*** Block opens ***

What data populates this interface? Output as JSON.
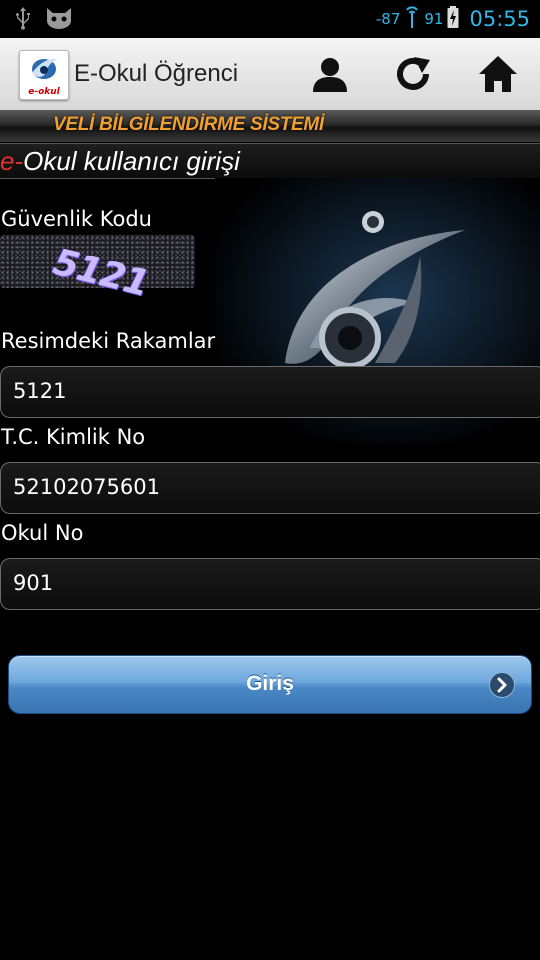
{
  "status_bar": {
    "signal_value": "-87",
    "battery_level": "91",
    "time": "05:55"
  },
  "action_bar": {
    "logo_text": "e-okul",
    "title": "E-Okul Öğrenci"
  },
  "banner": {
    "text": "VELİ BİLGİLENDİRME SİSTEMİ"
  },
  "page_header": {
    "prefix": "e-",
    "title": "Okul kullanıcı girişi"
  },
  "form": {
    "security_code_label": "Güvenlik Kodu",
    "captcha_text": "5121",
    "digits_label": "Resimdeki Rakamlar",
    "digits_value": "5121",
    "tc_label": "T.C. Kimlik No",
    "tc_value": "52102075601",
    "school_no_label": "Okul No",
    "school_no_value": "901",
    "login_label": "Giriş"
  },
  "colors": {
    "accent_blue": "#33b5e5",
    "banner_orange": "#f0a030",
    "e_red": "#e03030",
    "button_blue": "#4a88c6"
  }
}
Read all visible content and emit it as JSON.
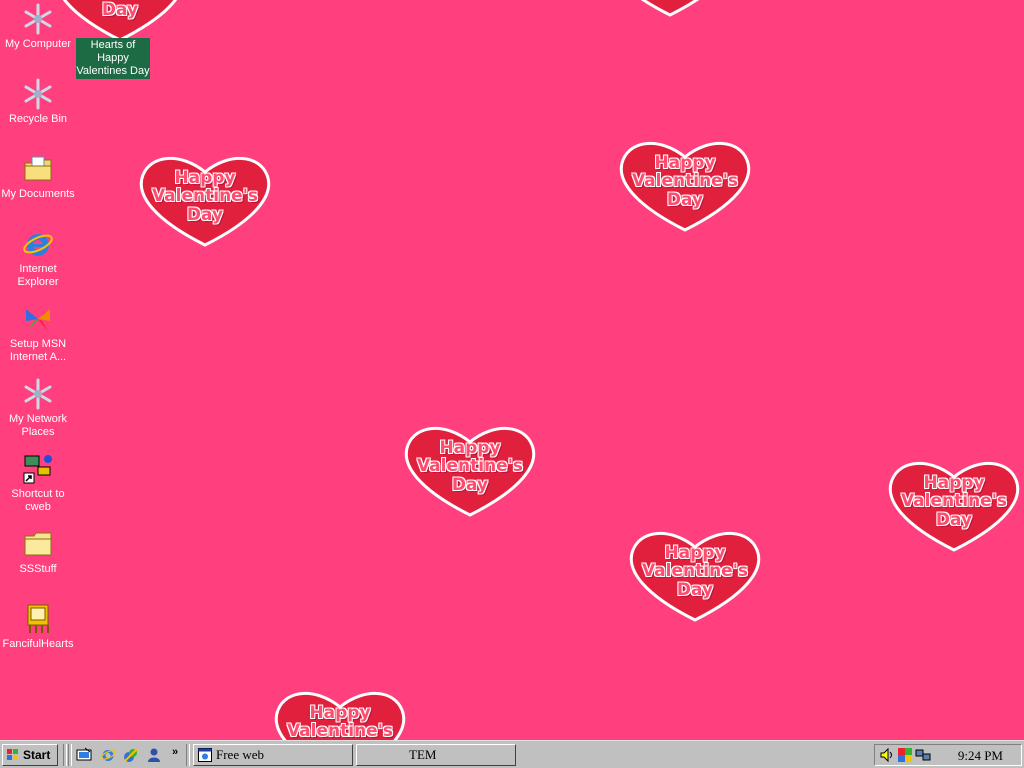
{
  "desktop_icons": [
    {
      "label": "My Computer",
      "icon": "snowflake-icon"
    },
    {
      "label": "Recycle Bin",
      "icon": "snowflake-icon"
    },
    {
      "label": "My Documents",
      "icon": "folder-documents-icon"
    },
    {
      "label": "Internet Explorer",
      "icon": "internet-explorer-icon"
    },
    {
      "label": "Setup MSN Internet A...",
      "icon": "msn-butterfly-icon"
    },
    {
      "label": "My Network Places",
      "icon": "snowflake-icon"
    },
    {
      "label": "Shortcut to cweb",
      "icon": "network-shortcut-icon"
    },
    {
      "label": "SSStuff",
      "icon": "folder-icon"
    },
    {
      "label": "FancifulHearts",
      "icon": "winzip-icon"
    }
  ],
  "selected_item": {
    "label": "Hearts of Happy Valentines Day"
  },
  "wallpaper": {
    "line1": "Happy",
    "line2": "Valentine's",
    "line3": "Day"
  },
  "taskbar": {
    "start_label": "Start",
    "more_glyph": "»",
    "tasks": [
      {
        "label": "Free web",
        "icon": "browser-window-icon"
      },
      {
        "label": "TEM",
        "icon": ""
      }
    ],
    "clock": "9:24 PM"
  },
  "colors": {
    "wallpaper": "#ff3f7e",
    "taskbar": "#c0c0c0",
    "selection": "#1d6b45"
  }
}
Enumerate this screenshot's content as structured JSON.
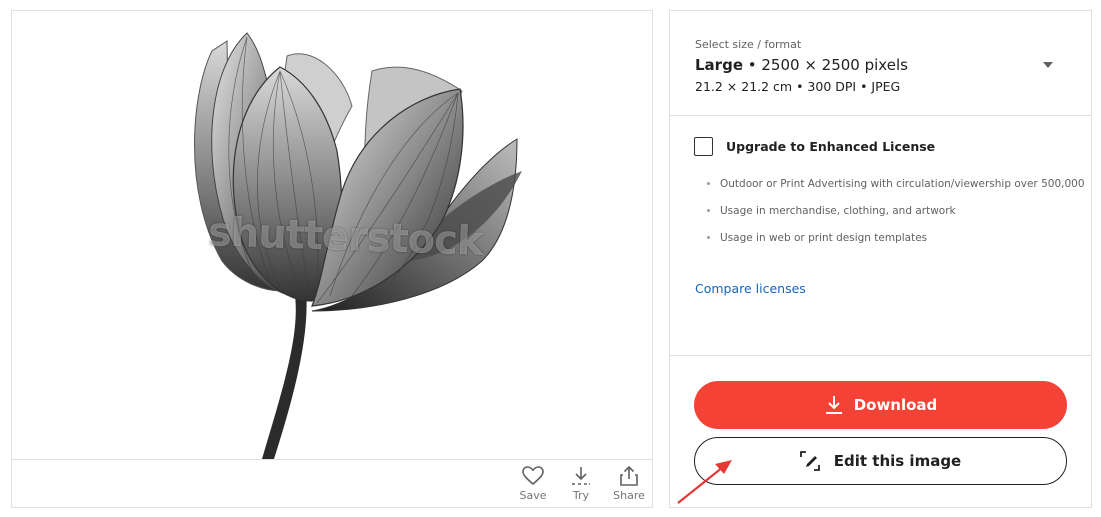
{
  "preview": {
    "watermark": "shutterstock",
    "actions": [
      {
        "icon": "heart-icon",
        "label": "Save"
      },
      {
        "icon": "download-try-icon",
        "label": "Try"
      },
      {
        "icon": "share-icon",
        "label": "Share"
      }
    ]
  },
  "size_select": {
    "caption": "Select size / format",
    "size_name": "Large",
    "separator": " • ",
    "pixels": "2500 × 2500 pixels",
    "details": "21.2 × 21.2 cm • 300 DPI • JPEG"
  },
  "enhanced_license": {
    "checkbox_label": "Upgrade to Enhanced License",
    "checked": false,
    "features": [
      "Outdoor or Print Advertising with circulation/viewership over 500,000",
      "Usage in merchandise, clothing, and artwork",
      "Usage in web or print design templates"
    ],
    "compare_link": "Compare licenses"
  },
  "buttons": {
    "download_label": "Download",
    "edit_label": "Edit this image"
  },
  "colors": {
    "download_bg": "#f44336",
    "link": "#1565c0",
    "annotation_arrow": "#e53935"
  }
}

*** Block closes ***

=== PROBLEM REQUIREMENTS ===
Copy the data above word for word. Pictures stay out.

=== RESULT ===
What data populates this interface? Output as JSON.
{
  "status_bar": {
    "signal_value": "-87",
    "battery_level": "91",
    "time": "05:55"
  },
  "action_bar": {
    "logo_text": "e-okul",
    "title": "E-Okul Öğrenci"
  },
  "banner": {
    "text": "VELİ BİLGİLENDİRME SİSTEMİ"
  },
  "page_header": {
    "prefix": "e-",
    "title": "Okul kullanıcı girişi"
  },
  "form": {
    "security_code_label": "Güvenlik Kodu",
    "captcha_text": "5121",
    "digits_label": "Resimdeki Rakamlar",
    "digits_value": "5121",
    "tc_label": "T.C. Kimlik No",
    "tc_value": "52102075601",
    "school_no_label": "Okul No",
    "school_no_value": "901",
    "login_label": "Giriş"
  },
  "colors": {
    "accent_blue": "#33b5e5",
    "banner_orange": "#f0a030",
    "e_red": "#e03030",
    "button_blue": "#4a88c6"
  }
}
Read all visible content and emit it as JSON.
{
  "desktop_icons": [
    {
      "label": "My Computer",
      "icon": "snowflake-icon"
    },
    {
      "label": "Recycle Bin",
      "icon": "snowflake-icon"
    },
    {
      "label": "My Documents",
      "icon": "folder-documents-icon"
    },
    {
      "label": "Internet Explorer",
      "icon": "internet-explorer-icon"
    },
    {
      "label": "Setup MSN Internet A...",
      "icon": "msn-butterfly-icon"
    },
    {
      "label": "My Network Places",
      "icon": "snowflake-icon"
    },
    {
      "label": "Shortcut to cweb",
      "icon": "network-shortcut-icon"
    },
    {
      "label": "SSStuff",
      "icon": "folder-icon"
    },
    {
      "label": "FancifulHearts",
      "icon": "winzip-icon"
    }
  ],
  "selected_item": {
    "label": "Hearts of Happy Valentines Day"
  },
  "wallpaper": {
    "line1": "Happy",
    "line2": "Valentine's",
    "line3": "Day"
  },
  "taskbar": {
    "start_label": "Start",
    "more_glyph": "»",
    "tasks": [
      {
        "label": "Free web",
        "icon": "browser-window-icon"
      },
      {
        "label": "TEM",
        "icon": ""
      }
    ],
    "clock": "9:24 PM"
  },
  "colors": {
    "wallpaper": "#ff3f7e",
    "taskbar": "#c0c0c0",
    "selection": "#1d6b45"
  }
}
Enumerate this screenshot's content as structured JSON.
{
  "preview": {
    "watermark": "shutterstock",
    "actions": [
      {
        "icon": "heart-icon",
        "label": "Save"
      },
      {
        "icon": "download-try-icon",
        "label": "Try"
      },
      {
        "icon": "share-icon",
        "label": "Share"
      }
    ]
  },
  "size_select": {
    "caption": "Select size / format",
    "size_name": "Large",
    "separator": " • ",
    "pixels": "2500 × 2500 pixels",
    "details": "21.2 × 21.2 cm • 300 DPI • JPEG"
  },
  "enhanced_license": {
    "checkbox_label": "Upgrade to Enhanced License",
    "checked": false,
    "features": [
      "Outdoor or Print Advertising with circulation/viewership over 500,000",
      "Usage in merchandise, clothing, and artwork",
      "Usage in web or print design templates"
    ],
    "compare_link": "Compare licenses"
  },
  "buttons": {
    "download_label": "Download",
    "edit_label": "Edit this image"
  },
  "colors": {
    "download_bg": "#f44336",
    "link": "#1565c0",
    "annotation_arrow": "#e53935"
  }
}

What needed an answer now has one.